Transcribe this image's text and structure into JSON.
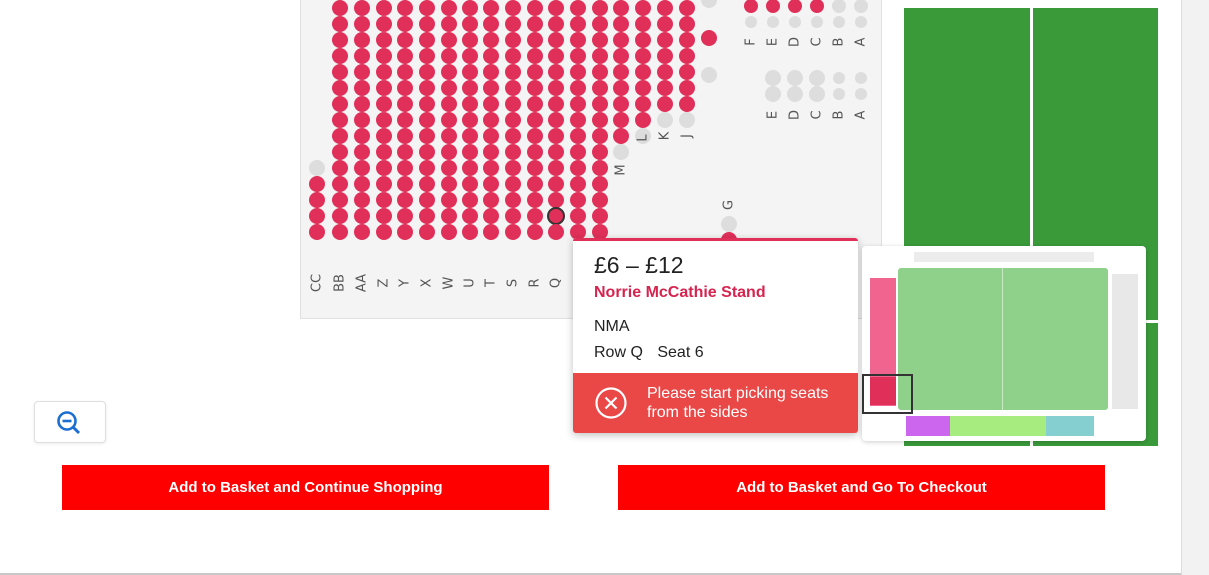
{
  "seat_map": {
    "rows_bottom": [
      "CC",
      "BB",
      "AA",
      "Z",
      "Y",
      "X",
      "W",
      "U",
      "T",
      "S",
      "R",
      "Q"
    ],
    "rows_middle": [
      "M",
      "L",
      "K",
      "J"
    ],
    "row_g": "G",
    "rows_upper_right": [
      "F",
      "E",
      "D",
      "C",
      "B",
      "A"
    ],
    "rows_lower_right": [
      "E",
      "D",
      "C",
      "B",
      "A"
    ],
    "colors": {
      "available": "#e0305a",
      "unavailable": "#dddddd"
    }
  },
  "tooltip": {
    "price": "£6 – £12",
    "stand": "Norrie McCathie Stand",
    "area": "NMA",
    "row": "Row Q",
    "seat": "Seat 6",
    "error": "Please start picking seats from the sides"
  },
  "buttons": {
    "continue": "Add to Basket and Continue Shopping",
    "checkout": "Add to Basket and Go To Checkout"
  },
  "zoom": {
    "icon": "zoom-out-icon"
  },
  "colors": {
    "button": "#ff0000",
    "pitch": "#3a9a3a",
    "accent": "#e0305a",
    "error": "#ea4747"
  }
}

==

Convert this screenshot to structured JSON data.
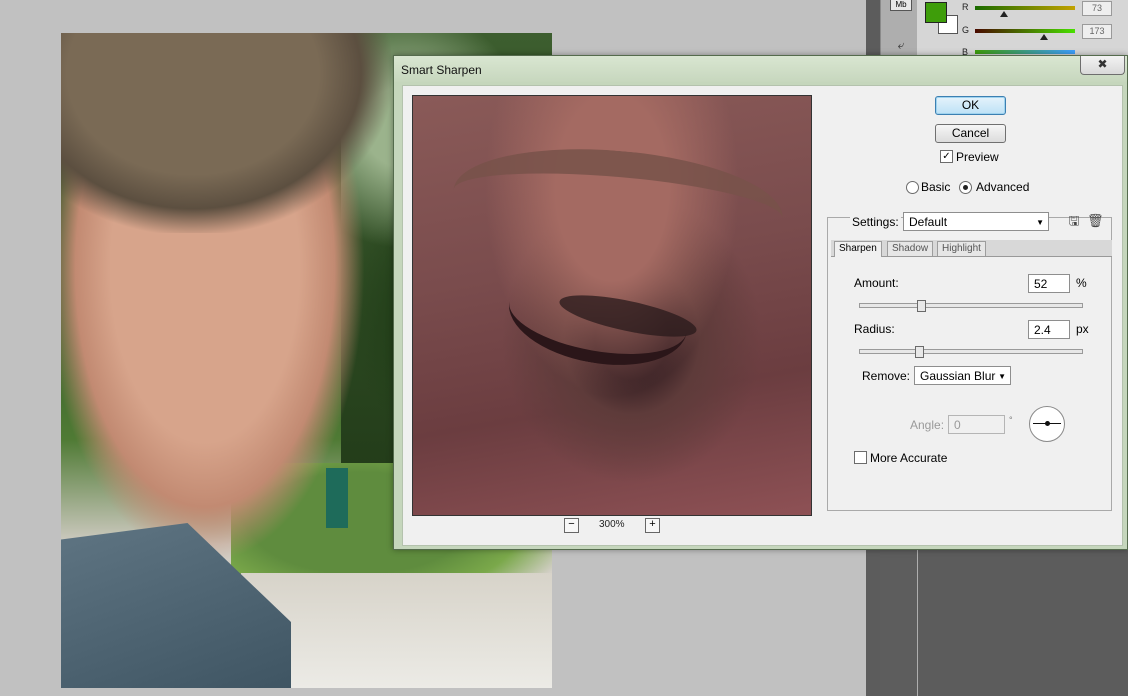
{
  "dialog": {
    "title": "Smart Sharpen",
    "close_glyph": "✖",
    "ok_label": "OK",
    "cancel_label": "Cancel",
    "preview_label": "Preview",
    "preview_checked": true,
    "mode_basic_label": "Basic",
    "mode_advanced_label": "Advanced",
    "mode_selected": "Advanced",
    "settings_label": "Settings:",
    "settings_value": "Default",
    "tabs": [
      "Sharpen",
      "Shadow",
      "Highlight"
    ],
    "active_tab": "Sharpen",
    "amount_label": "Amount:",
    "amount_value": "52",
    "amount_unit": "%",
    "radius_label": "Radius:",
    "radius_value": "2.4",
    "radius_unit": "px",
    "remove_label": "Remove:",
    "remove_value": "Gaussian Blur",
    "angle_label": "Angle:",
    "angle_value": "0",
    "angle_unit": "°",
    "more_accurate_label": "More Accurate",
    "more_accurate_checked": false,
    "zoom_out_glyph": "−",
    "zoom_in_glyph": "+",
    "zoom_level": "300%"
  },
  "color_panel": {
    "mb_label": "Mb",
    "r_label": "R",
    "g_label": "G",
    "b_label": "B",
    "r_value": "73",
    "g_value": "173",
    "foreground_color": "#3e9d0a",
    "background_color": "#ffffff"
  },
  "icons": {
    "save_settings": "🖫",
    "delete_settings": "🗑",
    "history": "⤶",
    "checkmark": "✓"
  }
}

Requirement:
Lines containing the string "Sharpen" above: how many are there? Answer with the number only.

Result of the exercise:
3